The Ghost, written by Robert Harris, a one-time friend of Tony Blair, features a former British Prime Minister not named Tony Blair.
The character, Adam Lang, was a charismatic PM (but not named Tony Blair), was accused of lacking depth (but wasn’t named Tony Blair), and got Britain heavily involved in the War on Terror (but remember, he isn’t Tony Blair).
I’m not quite sure whether to refer to The Ghost as a thriller or a satire. It definitely progresses as a thriller – the protagonist, a celebrity ghostwriter, is hired at the last minute to make sure Adam Lang’s forthcoming memoirs are completed in time for the deadline. The story follows his progress as he tries to learn more about Lang, to understand the psychology behind the former Prime Minister.
But there are elements that read as satire – particularly the descriptions of Lang, his wife Ruth, and some of their actions. Their characters are not totally satirical, there’s quite a lot in Lang, in particular, to like as a man.
It does feel like Harris is making an angry dig at a former friend, but displaying a complicated man, warts and all.
Satire is often described as ‘biting’ – the idea being that it’s vicious, and genuinely unpleasant to those being attacked.

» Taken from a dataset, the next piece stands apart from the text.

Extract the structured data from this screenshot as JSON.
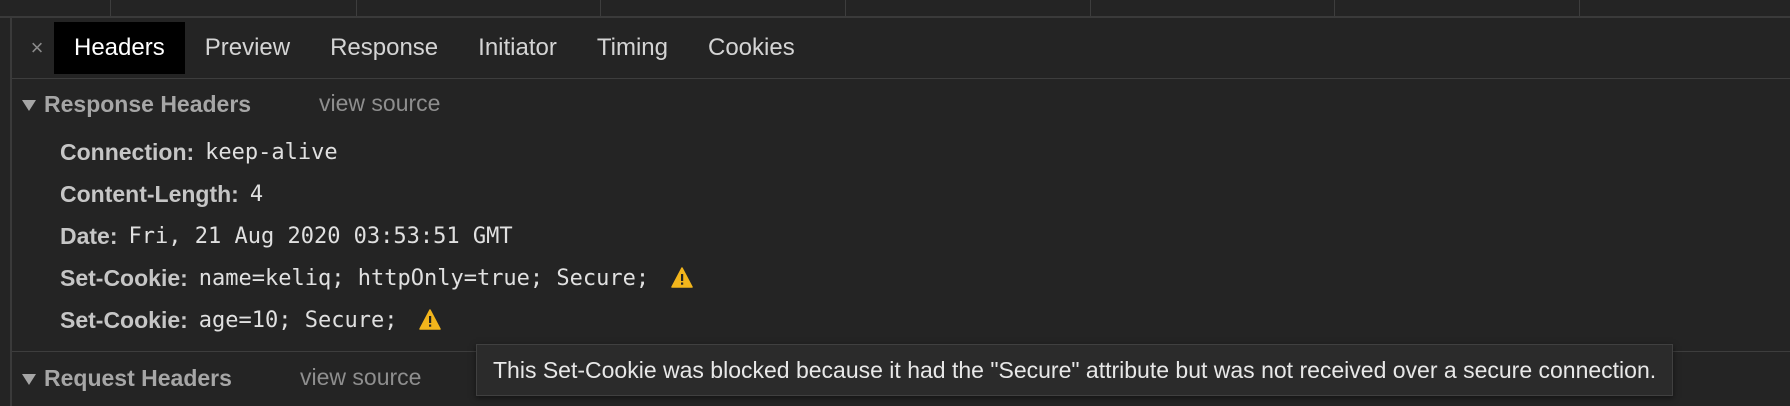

But more often than not it ends up being slobbering – wet and sloppy, more likely to amuse the target than hurt them.
Comparing The Ghost to The Trial of Tony Blair, the 2007 Channel 4 programme staring Robert Lindsay in the title role, the former is much more believable as reality, and the extreme elements carry more weight as a result.

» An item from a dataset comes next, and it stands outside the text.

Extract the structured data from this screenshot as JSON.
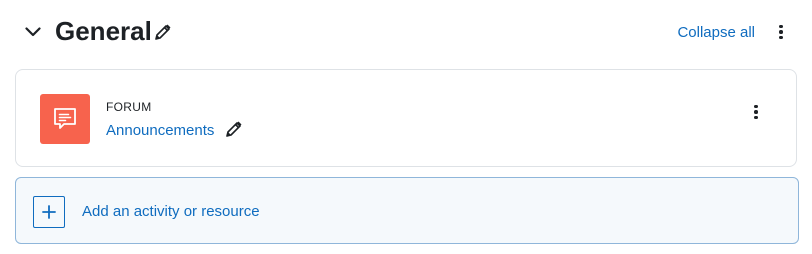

There’s a quote I like, that fiction is a lie that allows us to see a deeper truth.
The idea behind it is that, while the events within the story never actually occured, and. for the most part, the characters within never actually lived, the story allows for insights into people of a certain type, or humanity in general.
One element of the novel that I found hard to buy was the international politics subplot ticking away in the background would progress so fast.
From my perspective this moves a lot faster than these things move in real life.
Having said that, there is an event in an early chapter that suggests the world of The Ghost is a slightly more dangerous one than our own.
There is a ‘big reveal’ in the final quarter of the novel that I knew going in, so that spoiled the tension for me, but there was still plenty of it there.
The Ghost excels as a thriller and a satire. It’s fast-paced and funny.
As well as the action it’s an interesting look at the character of Adam Lang – how he’d convinced people to follow him, how he copes with being out of power and so on.
Exciting, fast paced, and darkly humorous
4 thoughts on “Book 04: The Ghost”
Interesting review that. I hadn’t even heard of the book but it sounds rather compelling…
It’s a good read – probably would have been better if I wasn’t aware of the twist before reading.
You may have seen the coverage around the time the film came out, there was a bit of press about the fact the big names (Ewan MacGregor and Pierce Brosnan among them) were willing to work with Roman Polanski, despite him still being a wanted man in America.